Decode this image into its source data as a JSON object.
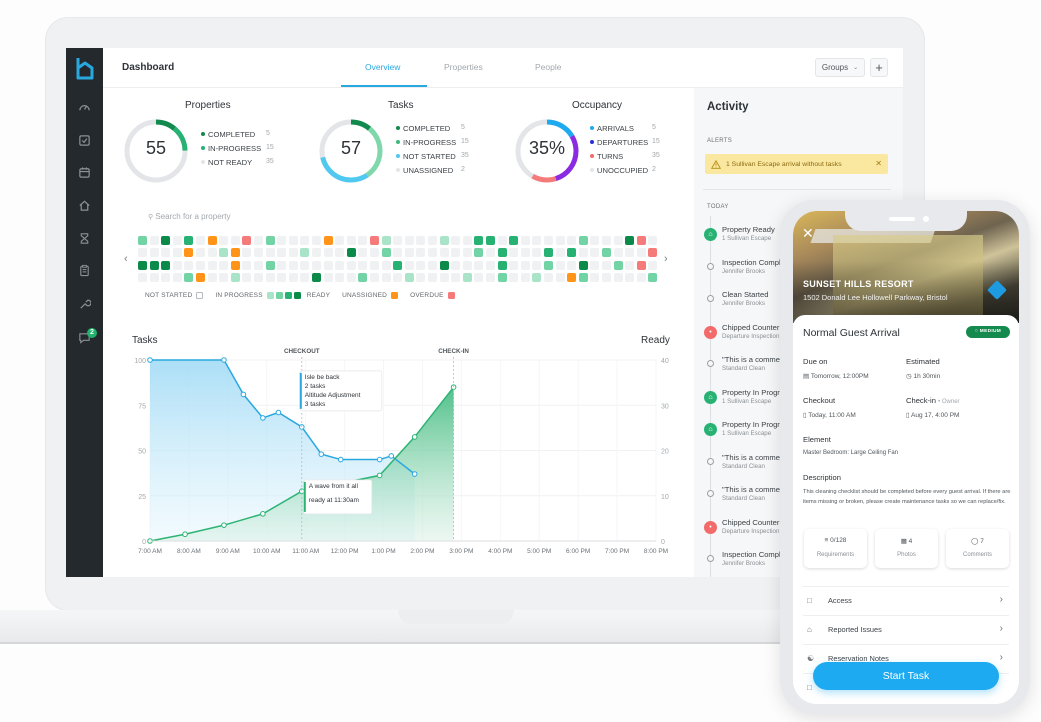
{
  "app": {
    "title": "Dashboard",
    "tabs": [
      {
        "label": "Overview",
        "active": true
      },
      {
        "label": "Properties",
        "active": false
      },
      {
        "label": "People",
        "active": false
      }
    ],
    "groups_label": "Groups",
    "add_label": "+",
    "accent": "#29a8e0"
  },
  "sidebar": {
    "items": [
      {
        "icon": "speedometer-icon"
      },
      {
        "icon": "checkbox-icon"
      },
      {
        "icon": "calendar-icon"
      },
      {
        "icon": "home-icon"
      },
      {
        "icon": "hourglass-icon"
      },
      {
        "icon": "clipboard-icon"
      },
      {
        "icon": "wrench-icon"
      },
      {
        "icon": "chat-icon",
        "badge": "2"
      }
    ]
  },
  "summary": {
    "properties": {
      "title": "Properties",
      "value": "55",
      "legend": [
        {
          "label": "COMPLETED",
          "count": "5",
          "color": "#138a4d"
        },
        {
          "label": "IN-PROGRESS",
          "count": "15",
          "color": "#27b273"
        },
        {
          "label": "NOT READY",
          "count": "35",
          "color": "#e3e5e8"
        }
      ]
    },
    "tasks": {
      "title": "Tasks",
      "value": "57",
      "legend": [
        {
          "label": "COMPLETED",
          "count": "5",
          "color": "#138a4d"
        },
        {
          "label": "IN-PROGRESS",
          "count": "15",
          "color": "#3dba7d"
        },
        {
          "label": "NOT STARTED",
          "count": "35",
          "color": "#4fc9f0"
        },
        {
          "label": "UNASSIGNED",
          "count": "2",
          "color": "#e3e5e8"
        }
      ]
    },
    "occupancy": {
      "title": "Occupancy",
      "value": "35%",
      "legend": [
        {
          "label": "ARRIVALS",
          "count": "5",
          "color": "#1eaaf0"
        },
        {
          "label": "DEPARTURES",
          "count": "15",
          "color": "#2b2fd6"
        },
        {
          "label": "TURNS",
          "count": "35",
          "color": "#f26a6a"
        },
        {
          "label": "UNOCCUPIED",
          "count": "2",
          "color": "#e3e5e8"
        }
      ]
    }
  },
  "property_grid": {
    "search_placeholder": "Search for a property",
    "legend": {
      "not_started": "NOT STARTED",
      "in_progress": "IN PROGRESS",
      "ready": "READY",
      "unassigned": "UNASSIGNED",
      "overdue": "OVERDUE"
    },
    "colors": {
      "0": "#eff1f3",
      "1": "#a9e4c8",
      "2": "#72d3a5",
      "3": "#27b273",
      "4": "#0c8a4a",
      "o": "#ff9419",
      "r": "#f57b7b"
    },
    "rows": [
      "204030o00r020000o000r1000010033030000020004r00",
      "0000o001o00000100040020000000203000303002000r02",
      "44400000o0020000000000300040000300020040020r00",
      "00002o0010000004000200010000100200100o200000200"
    ]
  },
  "chart_data": {
    "type": "area",
    "title": "Tasks",
    "ylabel": "Tasks",
    "y2label": "Ready",
    "xlabel": "",
    "x_ticks": [
      "7:00 AM",
      "8:00 AM",
      "9:00 AM",
      "10:00 AM",
      "11:00 AM",
      "12:00 PM",
      "1:00 PM",
      "2:00 PM",
      "3:00 PM",
      "4:00 PM",
      "5:00 PM",
      "6:00 PM",
      "7:00 PM",
      "8:00 PM"
    ],
    "xlim_hours": [
      7,
      20
    ],
    "ylim": [
      0,
      100
    ],
    "y_ticks": [
      0,
      25,
      50,
      75,
      100
    ],
    "y2lim": [
      0,
      40
    ],
    "y2_ticks": [
      0,
      10,
      20,
      30,
      40
    ],
    "grid": true,
    "series": [
      {
        "name": "Tasks",
        "axis": "left",
        "color": "#29a8e0",
        "x": [
          7.0,
          8.9,
          9.4,
          9.9,
          10.3,
          10.9,
          11.4,
          11.9,
          12.9,
          13.2,
          13.8
        ],
        "values": [
          100,
          100,
          81,
          68,
          71,
          63,
          48,
          45,
          45,
          47,
          37
        ]
      },
      {
        "name": "Ready",
        "axis": "right",
        "color": "#2db374",
        "x": [
          7.0,
          7.9,
          8.9,
          9.9,
          10.9,
          12.9,
          13.8,
          14.8
        ],
        "values": [
          0,
          1.5,
          3.5,
          6,
          11,
          14.5,
          23,
          34
        ]
      }
    ],
    "markers": [
      {
        "label": "CHECKOUT",
        "x": 10.9
      },
      {
        "label": "CHECK-IN",
        "x": 14.8
      }
    ],
    "annotations": [
      {
        "lines": [
          "Isle be back",
          "2 tasks",
          "Altitude Adjustment",
          "3 tasks"
        ],
        "color": "#29a8e0"
      },
      {
        "lines": [
          "A wave from it all",
          "ready at 11:30am"
        ],
        "color": "#2db374"
      }
    ]
  },
  "activity": {
    "title": "Activity",
    "alerts_label": "ALERTS",
    "alert_text": "1 Sullivan Escape arrival without tasks",
    "today_label": "TODAY",
    "items": [
      {
        "title": "Property Ready",
        "sub": "1 Sullivan Escape",
        "type": "green"
      },
      {
        "title": "Inspection Completed",
        "sub": "Jennifer Brooks",
        "type": "hollow"
      },
      {
        "title": "Clean Started",
        "sub": "Jennifer Brooks",
        "type": "hollow"
      },
      {
        "title": "Chipped Counter",
        "sub": "Departure Inspection",
        "type": "red"
      },
      {
        "title": "\"This is a comment",
        "sub": "Standard Clean",
        "type": "hollow"
      },
      {
        "title": "Property In Progress",
        "sub": "1 Sullivan Escape",
        "type": "green"
      },
      {
        "title": "Property In Progress",
        "sub": "1 Sullivan Escape",
        "type": "green"
      },
      {
        "title": "\"This is a comment",
        "sub": "Standard Clean",
        "type": "hollow"
      },
      {
        "title": "\"This is a comment",
        "sub": "Standard Clean",
        "type": "hollow"
      },
      {
        "title": "Chipped Counter",
        "sub": "Departure Inspection",
        "type": "red"
      },
      {
        "title": "Inspection Completed",
        "sub": "Jennifer Brooks",
        "type": "hollow"
      }
    ]
  },
  "mobile": {
    "property_name": "SUNSET HILLS RESORT",
    "address": "1502 Donald Lee Hollowell Parkway, Bristol",
    "task_title": "Normal Guest Arrival",
    "priority": "MEDIUM",
    "priority_color": "#148a4e",
    "due_label": "Due on",
    "due_value": "Tomorrow, 12:00PM",
    "estimated_label": "Estimated",
    "estimated_value": "1h 30min",
    "checkout_label": "Checkout",
    "checkout_value": "Today, 11:00 AM",
    "checkin_label": "Check-in",
    "checkin_sub": "• Owner",
    "checkin_value": "Aug 17, 4:00 PM",
    "element_label": "Element",
    "element_value": "Master Bedroom: Large Ceiling Fan",
    "description_label": "Description",
    "description_text": "This cleaning checklist should be completed before every guest arrival. If there are items missing or broken, please create maintenance tasks so we can replace/fix.",
    "stats": [
      {
        "icon": "checklist-icon",
        "value": "0/128",
        "label": "Requirements"
      },
      {
        "icon": "photo-icon",
        "value": "4",
        "label": "Photos"
      },
      {
        "icon": "comment-icon",
        "value": "7",
        "label": "Comments"
      }
    ],
    "list": [
      {
        "icon": "lock-icon",
        "label": "Access"
      },
      {
        "icon": "house-alert-icon",
        "label": "Reported Issues"
      },
      {
        "icon": "person-icon",
        "label": "Reservation Notes"
      },
      {
        "icon": "clipboard-icon",
        "label": ""
      }
    ],
    "start_label": "Start Task"
  }
}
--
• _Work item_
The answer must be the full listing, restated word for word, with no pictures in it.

• _Expected answer_
Decode this image into its source data as a JSON object.
{
  "app": {
    "title": "Dashboard",
    "tabs": [
      {
        "label": "Overview",
        "active": true
      },
      {
        "label": "Properties",
        "active": false
      },
      {
        "label": "People",
        "active": false
      }
    ],
    "groups_label": "Groups",
    "add_label": "+",
    "accent": "#29a8e0"
  },
  "sidebar": {
    "items": [
      {
        "icon": "speedometer-icon"
      },
      {
        "icon": "checkbox-icon"
      },
      {
        "icon": "calendar-icon"
      },
      {
        "icon": "home-icon"
      },
      {
        "icon": "hourglass-icon"
      },
      {
        "icon": "clipboard-icon"
      },
      {
        "icon": "wrench-icon"
      },
      {
        "icon": "chat-icon",
        "badge": "2"
      }
    ]
  },
  "summary": {
    "properties": {
      "title": "Properties",
      "value": "55",
      "legend": [
        {
          "label": "COMPLETED",
          "count": "5",
          "color": "#138a4d"
        },
        {
          "label": "IN-PROGRESS",
          "count": "15",
          "color": "#27b273"
        },
        {
          "label": "NOT READY",
          "count": "35",
          "color": "#e3e5e8"
        }
      ]
    },
    "tasks": {
      "title": "Tasks",
      "value": "57",
      "legend": [
        {
          "label": "COMPLETED",
          "count": "5",
          "color": "#138a4d"
        },
        {
          "label": "IN-PROGRESS",
          "count": "15",
          "color": "#3dba7d"
        },
        {
          "label": "NOT STARTED",
          "count": "35",
          "color": "#4fc9f0"
        },
        {
          "label": "UNASSIGNED",
          "count": "2",
          "color": "#e3e5e8"
        }
      ]
    },
    "occupancy": {
      "title": "Occupancy",
      "value": "35%",
      "legend": [
        {
          "label": "ARRIVALS",
          "count": "5",
          "color": "#1eaaf0"
        },
        {
          "label": "DEPARTURES",
          "count": "15",
          "color": "#2b2fd6"
        },
        {
          "label": "TURNS",
          "count": "35",
          "color": "#f26a6a"
        },
        {
          "label": "UNOCCUPIED",
          "count": "2",
          "color": "#e3e5e8"
        }
      ]
    }
  },
  "property_grid": {
    "search_placeholder": "Search for a property",
    "legend": {
      "not_started": "NOT STARTED",
      "in_progress": "IN PROGRESS",
      "ready": "READY",
      "unassigned": "UNASSIGNED",
      "overdue": "OVERDUE"
    },
    "colors": {
      "0": "#eff1f3",
      "1": "#a9e4c8",
      "2": "#72d3a5",
      "3": "#27b273",
      "4": "#0c8a4a",
      "o": "#ff9419",
      "r": "#f57b7b"
    },
    "rows": [
      "204030o00r020000o000r1000010033030000020004r00",
      "0000o001o00000100040020000000203000303002000r02",
      "44400000o0020000000000300040000300020040020r00",
      "00002o0010000004000200010000100200100o200000200"
    ]
  },
  "chart_data": {
    "type": "area",
    "title": "Tasks",
    "ylabel": "Tasks",
    "y2label": "Ready",
    "xlabel": "",
    "x_ticks": [
      "7:00 AM",
      "8:00 AM",
      "9:00 AM",
      "10:00 AM",
      "11:00 AM",
      "12:00 PM",
      "1:00 PM",
      "2:00 PM",
      "3:00 PM",
      "4:00 PM",
      "5:00 PM",
      "6:00 PM",
      "7:00 PM",
      "8:00 PM"
    ],
    "xlim_hours": [
      7,
      20
    ],
    "ylim": [
      0,
      100
    ],
    "y_ticks": [
      0,
      25,
      50,
      75,
      100
    ],
    "y2lim": [
      0,
      40
    ],
    "y2_ticks": [
      0,
      10,
      20,
      30,
      40
    ],
    "grid": true,
    "series": [
      {
        "name": "Tasks",
        "axis": "left",
        "color": "#29a8e0",
        "x": [
          7.0,
          8.9,
          9.4,
          9.9,
          10.3,
          10.9,
          11.4,
          11.9,
          12.9,
          13.2,
          13.8
        ],
        "values": [
          100,
          100,
          81,
          68,
          71,
          63,
          48,
          45,
          45,
          47,
          37
        ]
      },
      {
        "name": "Ready",
        "axis": "right",
        "color": "#2db374",
        "x": [
          7.0,
          7.9,
          8.9,
          9.9,
          10.9,
          12.9,
          13.8,
          14.8
        ],
        "values": [
          0,
          1.5,
          3.5,
          6,
          11,
          14.5,
          23,
          34
        ]
      }
    ],
    "markers": [
      {
        "label": "CHECKOUT",
        "x": 10.9
      },
      {
        "label": "CHECK-IN",
        "x": 14.8
      }
    ],
    "annotations": [
      {
        "lines": [
          "Isle be back",
          "2 tasks",
          "Altitude Adjustment",
          "3 tasks"
        ],
        "color": "#29a8e0"
      },
      {
        "lines": [
          "A wave from it all",
          "ready at 11:30am"
        ],
        "color": "#2db374"
      }
    ]
  },
  "activity": {
    "title": "Activity",
    "alerts_label": "ALERTS",
    "alert_text": "1 Sullivan Escape arrival without tasks",
    "today_label": "TODAY",
    "items": [
      {
        "title": "Property Ready",
        "sub": "1 Sullivan Escape",
        "type": "green"
      },
      {
        "title": "Inspection Completed",
        "sub": "Jennifer Brooks",
        "type": "hollow"
      },
      {
        "title": "Clean Started",
        "sub": "Jennifer Brooks",
        "type": "hollow"
      },
      {
        "title": "Chipped Counter",
        "sub": "Departure Inspection",
        "type": "red"
      },
      {
        "title": "\"This is a comment",
        "sub": "Standard Clean",
        "type": "hollow"
      },
      {
        "title": "Property In Progress",
        "sub": "1 Sullivan Escape",
        "type": "green"
      },
      {
        "title": "Property In Progress",
        "sub": "1 Sullivan Escape",
        "type": "green"
      },
      {
        "title": "\"This is a comment",
        "sub": "Standard Clean",
        "type": "hollow"
      },
      {
        "title": "\"This is a comment",
        "sub": "Standard Clean",
        "type": "hollow"
      },
      {
        "title": "Chipped Counter",
        "sub": "Departure Inspection",
        "type": "red"
      },
      {
        "title": "Inspection Completed",
        "sub": "Jennifer Brooks",
        "type": "hollow"
      }
    ]
  },
  "mobile": {
    "property_name": "SUNSET HILLS RESORT",
    "address": "1502 Donald Lee Hollowell Parkway, Bristol",
    "task_title": "Normal Guest Arrival",
    "priority": "MEDIUM",
    "priority_color": "#148a4e",
    "due_label": "Due on",
    "due_value": "Tomorrow, 12:00PM",
    "estimated_label": "Estimated",
    "estimated_value": "1h 30min",
    "checkout_label": "Checkout",
    "checkout_value": "Today, 11:00 AM",
    "checkin_label": "Check-in",
    "checkin_sub": "• Owner",
    "checkin_value": "Aug 17, 4:00 PM",
    "element_label": "Element",
    "element_value": "Master Bedroom: Large Ceiling Fan",
    "description_label": "Description",
    "description_text": "This cleaning checklist should be completed before every guest arrival. If there are items missing or broken, please create maintenance tasks so we can replace/fix.",
    "stats": [
      {
        "icon": "checklist-icon",
        "value": "0/128",
        "label": "Requirements"
      },
      {
        "icon": "photo-icon",
        "value": "4",
        "label": "Photos"
      },
      {
        "icon": "comment-icon",
        "value": "7",
        "label": "Comments"
      }
    ],
    "list": [
      {
        "icon": "lock-icon",
        "label": "Access"
      },
      {
        "icon": "house-alert-icon",
        "label": "Reported Issues"
      },
      {
        "icon": "person-icon",
        "label": "Reservation Notes"
      },
      {
        "icon": "clipboard-icon",
        "label": ""
      }
    ],
    "start_label": "Start Task"
  }
}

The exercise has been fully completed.